## Task instructions
Among the entries below, count each line holding the word "Click". Write only the number.

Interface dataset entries
════════════════

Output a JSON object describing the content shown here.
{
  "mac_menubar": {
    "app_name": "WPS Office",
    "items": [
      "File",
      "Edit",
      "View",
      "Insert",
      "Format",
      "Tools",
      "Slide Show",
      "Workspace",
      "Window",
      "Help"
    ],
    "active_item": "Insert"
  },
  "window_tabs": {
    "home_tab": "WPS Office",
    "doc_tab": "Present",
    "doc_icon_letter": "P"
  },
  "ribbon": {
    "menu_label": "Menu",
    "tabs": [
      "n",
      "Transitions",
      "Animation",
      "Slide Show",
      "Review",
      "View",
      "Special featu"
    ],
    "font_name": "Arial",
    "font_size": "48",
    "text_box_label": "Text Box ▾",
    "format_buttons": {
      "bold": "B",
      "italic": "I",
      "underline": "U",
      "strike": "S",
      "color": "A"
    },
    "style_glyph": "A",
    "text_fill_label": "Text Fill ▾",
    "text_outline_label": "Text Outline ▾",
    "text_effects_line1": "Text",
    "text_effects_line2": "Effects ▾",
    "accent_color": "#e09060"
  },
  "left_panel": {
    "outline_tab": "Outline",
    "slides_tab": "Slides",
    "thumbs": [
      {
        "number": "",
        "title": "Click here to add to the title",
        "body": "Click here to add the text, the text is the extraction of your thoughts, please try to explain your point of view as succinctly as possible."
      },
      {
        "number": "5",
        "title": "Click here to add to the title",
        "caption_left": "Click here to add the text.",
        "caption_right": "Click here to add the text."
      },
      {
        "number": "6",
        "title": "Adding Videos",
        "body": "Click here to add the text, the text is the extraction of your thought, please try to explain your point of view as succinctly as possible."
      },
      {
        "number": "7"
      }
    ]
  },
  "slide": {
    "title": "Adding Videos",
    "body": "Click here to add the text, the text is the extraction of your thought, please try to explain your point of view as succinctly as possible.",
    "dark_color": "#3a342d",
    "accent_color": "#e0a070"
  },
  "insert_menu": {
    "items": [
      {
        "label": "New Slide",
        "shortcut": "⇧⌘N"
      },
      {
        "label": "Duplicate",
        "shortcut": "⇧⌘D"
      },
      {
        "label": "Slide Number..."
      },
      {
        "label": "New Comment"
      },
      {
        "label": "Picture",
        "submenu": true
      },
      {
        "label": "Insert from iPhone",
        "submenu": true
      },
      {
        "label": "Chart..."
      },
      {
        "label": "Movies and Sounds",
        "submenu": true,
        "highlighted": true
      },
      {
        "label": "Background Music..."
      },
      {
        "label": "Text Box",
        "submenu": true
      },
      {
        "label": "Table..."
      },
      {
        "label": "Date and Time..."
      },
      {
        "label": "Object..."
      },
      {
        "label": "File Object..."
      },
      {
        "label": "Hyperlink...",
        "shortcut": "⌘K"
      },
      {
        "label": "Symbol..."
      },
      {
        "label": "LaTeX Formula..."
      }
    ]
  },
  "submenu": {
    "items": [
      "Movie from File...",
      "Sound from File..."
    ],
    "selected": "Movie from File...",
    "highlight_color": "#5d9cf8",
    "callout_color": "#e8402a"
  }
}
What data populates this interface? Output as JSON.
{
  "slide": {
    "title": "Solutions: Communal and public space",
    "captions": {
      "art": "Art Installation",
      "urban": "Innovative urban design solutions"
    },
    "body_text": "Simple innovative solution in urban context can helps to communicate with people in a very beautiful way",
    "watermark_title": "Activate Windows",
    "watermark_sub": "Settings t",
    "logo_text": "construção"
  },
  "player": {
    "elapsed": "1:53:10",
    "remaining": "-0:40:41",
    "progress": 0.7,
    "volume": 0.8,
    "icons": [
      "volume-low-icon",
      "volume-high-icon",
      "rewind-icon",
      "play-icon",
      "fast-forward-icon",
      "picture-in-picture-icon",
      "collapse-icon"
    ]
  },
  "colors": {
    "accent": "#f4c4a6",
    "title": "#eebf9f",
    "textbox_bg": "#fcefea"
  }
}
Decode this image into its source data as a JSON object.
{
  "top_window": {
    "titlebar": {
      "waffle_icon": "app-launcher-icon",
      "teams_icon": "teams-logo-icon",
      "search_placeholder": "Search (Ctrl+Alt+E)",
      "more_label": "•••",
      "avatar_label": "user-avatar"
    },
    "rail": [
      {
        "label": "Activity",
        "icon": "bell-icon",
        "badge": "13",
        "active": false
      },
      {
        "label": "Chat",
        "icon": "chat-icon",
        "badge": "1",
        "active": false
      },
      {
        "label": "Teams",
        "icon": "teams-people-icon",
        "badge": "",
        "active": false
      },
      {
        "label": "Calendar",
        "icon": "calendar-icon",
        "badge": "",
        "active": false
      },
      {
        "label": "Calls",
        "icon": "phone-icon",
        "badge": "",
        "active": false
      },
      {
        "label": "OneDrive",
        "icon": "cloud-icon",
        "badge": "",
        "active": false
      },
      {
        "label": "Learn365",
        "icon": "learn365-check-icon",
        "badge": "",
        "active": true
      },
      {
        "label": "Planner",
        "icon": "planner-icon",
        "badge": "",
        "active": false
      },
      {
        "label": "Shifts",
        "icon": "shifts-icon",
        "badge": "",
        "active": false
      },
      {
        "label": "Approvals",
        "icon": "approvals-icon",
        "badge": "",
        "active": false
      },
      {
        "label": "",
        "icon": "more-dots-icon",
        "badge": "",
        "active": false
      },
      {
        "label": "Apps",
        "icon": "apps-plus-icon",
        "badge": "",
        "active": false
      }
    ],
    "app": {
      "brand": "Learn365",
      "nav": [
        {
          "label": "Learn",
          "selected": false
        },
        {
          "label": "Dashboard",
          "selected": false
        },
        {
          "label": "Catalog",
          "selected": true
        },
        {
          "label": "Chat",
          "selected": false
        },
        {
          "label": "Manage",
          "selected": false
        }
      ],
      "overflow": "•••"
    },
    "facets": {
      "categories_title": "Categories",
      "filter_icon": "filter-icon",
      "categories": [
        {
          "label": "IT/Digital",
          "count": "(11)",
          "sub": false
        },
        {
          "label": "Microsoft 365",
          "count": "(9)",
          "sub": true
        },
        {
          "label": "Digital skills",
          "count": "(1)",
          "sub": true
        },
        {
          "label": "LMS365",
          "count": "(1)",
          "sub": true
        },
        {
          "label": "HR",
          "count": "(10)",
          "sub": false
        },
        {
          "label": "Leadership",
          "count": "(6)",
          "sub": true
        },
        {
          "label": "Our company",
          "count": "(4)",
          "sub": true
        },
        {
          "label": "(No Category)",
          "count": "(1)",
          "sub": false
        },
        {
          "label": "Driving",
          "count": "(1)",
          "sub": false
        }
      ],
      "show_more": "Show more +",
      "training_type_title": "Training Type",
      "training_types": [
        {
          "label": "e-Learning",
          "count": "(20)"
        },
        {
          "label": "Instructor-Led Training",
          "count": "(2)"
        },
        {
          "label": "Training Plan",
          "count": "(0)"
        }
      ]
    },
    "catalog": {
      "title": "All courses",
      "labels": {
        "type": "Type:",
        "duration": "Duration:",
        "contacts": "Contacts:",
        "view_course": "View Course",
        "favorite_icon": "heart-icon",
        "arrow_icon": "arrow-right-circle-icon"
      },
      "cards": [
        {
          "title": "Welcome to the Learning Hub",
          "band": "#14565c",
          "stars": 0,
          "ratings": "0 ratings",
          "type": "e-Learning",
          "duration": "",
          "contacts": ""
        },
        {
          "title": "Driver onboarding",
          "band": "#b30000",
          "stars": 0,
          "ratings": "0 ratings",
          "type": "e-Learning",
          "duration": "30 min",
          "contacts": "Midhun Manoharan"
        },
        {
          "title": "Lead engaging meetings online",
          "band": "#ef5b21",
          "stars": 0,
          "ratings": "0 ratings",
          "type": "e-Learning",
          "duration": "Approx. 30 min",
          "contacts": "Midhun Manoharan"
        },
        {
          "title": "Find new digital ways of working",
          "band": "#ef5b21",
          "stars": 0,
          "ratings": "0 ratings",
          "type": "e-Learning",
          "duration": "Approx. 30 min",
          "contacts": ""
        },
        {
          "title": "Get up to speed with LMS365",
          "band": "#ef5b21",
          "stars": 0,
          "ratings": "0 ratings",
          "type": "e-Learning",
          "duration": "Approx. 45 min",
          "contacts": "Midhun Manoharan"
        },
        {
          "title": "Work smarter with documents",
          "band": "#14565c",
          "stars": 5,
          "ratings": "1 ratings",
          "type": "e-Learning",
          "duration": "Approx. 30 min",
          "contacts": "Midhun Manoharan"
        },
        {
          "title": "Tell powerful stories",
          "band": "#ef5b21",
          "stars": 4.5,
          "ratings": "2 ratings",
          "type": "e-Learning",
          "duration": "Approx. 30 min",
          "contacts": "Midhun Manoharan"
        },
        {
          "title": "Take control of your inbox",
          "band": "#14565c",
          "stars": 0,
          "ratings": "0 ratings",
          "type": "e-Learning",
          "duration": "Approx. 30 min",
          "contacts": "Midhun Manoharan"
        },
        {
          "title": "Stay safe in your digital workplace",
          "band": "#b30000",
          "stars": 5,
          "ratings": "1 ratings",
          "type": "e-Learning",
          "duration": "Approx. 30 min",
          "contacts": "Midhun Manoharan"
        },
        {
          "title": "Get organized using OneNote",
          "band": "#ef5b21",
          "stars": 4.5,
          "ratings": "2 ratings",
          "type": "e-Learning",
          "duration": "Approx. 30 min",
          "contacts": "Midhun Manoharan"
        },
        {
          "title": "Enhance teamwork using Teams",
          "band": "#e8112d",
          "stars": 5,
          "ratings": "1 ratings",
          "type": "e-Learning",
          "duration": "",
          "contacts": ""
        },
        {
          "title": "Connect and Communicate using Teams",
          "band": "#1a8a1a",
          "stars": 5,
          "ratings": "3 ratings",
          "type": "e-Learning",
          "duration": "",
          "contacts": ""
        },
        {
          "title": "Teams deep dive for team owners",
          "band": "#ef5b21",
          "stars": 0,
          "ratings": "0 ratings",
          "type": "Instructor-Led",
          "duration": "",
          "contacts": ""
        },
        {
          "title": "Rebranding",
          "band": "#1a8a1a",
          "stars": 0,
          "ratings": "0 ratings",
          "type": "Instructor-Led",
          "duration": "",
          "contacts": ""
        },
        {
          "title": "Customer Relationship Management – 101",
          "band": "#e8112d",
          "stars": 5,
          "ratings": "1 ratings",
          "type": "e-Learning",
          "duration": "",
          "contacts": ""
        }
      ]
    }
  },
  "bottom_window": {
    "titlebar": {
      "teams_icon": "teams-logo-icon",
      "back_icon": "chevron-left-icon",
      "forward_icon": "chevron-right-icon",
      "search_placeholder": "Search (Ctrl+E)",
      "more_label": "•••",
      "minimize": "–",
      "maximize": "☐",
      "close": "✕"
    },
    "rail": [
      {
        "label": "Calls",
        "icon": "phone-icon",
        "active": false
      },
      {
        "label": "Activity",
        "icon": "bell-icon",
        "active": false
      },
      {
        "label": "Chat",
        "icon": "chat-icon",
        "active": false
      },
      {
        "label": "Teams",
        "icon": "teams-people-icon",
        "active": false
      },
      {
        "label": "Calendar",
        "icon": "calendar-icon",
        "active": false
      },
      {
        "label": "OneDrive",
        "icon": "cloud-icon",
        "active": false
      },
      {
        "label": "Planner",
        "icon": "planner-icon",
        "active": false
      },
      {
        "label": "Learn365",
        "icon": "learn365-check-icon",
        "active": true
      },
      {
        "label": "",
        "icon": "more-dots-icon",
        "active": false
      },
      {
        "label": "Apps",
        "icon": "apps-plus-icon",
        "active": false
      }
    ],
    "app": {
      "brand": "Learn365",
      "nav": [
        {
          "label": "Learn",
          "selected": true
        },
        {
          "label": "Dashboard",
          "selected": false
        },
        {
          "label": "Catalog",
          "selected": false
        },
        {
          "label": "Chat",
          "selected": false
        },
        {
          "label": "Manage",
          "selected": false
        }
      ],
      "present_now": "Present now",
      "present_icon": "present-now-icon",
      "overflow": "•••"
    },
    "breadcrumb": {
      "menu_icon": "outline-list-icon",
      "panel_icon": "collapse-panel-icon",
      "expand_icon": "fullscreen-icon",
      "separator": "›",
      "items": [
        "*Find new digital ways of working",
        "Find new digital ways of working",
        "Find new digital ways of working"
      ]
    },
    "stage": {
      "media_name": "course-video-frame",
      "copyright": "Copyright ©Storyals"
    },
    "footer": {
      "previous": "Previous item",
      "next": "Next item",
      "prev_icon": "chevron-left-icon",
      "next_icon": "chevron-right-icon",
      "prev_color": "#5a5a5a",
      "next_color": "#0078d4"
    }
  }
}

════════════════

## Exercise solution
7